Additionally, Finley said some US refineries are not equipped to deal with certain grades of crude oil.

"The refineries in much of the country were built to process low-quality imported crude oil, and the quality of the oil in the shale revolution isn't a good match for them," he said.

The shale revolution refers to the growth in production from new techniques including hydraulic fracturing -- also known as fracking -- to extract oil from tight underground formations.

Antoine Halff, a researcher at Columbia University's  Center on Global Energy Policy and chief analyst at Kayrros, a climate and energy data analytics company, said the notion of "energy independence" has little meaning in a globally interconnected world.

"I can't think of any country that’s energy independent," Halff said.  "You can be net positive or net neutral in terms of exports of energy but that doesn’t mean being able to function efficiently in isolation."

Halff pointed to the "mismatch" of production in some parts of the US, which are far from urban consumption centers on the country's coasts.

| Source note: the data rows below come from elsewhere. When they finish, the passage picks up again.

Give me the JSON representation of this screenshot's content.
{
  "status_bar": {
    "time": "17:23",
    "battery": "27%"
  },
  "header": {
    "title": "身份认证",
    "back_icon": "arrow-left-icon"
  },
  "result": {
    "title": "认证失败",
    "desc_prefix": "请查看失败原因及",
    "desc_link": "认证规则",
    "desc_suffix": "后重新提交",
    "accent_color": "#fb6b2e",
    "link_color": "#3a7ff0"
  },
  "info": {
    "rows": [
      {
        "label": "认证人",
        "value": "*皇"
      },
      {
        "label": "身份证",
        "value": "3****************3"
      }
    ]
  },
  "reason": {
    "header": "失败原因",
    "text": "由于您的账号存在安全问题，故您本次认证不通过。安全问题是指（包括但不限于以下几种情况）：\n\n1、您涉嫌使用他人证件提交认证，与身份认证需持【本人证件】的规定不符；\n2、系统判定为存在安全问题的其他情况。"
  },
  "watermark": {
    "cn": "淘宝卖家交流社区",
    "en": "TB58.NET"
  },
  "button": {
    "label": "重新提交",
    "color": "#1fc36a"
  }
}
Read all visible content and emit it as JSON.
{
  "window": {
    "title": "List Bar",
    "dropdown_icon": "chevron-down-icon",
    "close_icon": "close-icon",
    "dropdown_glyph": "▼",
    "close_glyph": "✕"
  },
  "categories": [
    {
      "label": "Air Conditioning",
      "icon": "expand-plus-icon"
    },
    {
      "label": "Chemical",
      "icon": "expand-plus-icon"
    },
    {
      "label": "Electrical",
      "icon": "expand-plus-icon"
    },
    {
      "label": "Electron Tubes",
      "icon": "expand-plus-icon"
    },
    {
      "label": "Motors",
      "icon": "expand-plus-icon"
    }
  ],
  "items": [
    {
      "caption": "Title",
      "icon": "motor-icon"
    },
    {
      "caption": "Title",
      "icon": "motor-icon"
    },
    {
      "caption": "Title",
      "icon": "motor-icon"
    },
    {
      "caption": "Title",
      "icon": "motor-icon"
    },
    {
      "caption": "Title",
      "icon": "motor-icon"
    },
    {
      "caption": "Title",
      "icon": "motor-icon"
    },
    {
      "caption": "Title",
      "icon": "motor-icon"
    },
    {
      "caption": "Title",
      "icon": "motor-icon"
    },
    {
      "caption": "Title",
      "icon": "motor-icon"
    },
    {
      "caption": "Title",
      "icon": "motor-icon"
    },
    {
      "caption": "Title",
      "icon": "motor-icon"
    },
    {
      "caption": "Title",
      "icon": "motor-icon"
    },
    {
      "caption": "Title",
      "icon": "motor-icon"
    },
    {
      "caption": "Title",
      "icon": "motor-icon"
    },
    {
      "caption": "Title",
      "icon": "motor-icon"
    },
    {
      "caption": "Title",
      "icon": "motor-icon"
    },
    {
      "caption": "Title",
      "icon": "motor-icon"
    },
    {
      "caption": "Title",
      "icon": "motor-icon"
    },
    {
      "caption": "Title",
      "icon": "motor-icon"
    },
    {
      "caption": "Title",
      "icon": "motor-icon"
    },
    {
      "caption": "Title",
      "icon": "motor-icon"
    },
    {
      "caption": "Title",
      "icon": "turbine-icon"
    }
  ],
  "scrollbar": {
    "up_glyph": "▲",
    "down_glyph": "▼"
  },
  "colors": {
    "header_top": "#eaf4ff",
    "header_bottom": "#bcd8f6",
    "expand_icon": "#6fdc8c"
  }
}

He noted that shipping oil products from the Gulf of Mexico to other US ports is often more costly than imports because of the so-called Jones Act, which requires that vessels be US-owned and operated.

"That makes it more expensive to ship oil from the Gulf of Mexico" to the East and West Coast, Halff said. "As a result, excess production from the Gulf goes to Latin America."

Keystone XL pipeline

The Keystone XL pipeline project, which Biden canceled on his first day in office, would have delivered more Canadian oil to US refineries, with much of  the refined products likely to be exported. By adding to both imports and exports, this project "would be a wash for the trade deficit," Finley said.

The proposed pipeline completion would have swapped some crude oil imports with Canadian imports without impacting the overall trade picture, according to Finley: "It would displace other forms of crude oil from Mexico or possibly Venezuela and wouldn't change the domestic balance."

Halff said the pipeline project  -- which was planned to enter into service in 2023 -- could have been used to boost supplies of Canadian crude to refineries in the central US, and thus increase availability of some refined products.

But he said this still might have little impact on the supply situation for the East and West Coasts because of logistical constraints, and would be unlikely to impact overall energy prices which are based on a global marketplace.

"One point people don’t get is that even if you increase domestic supply you're exposed to the global market," Halff said, adding: "It's one big market; your prices are not set domestically, they're set internationally."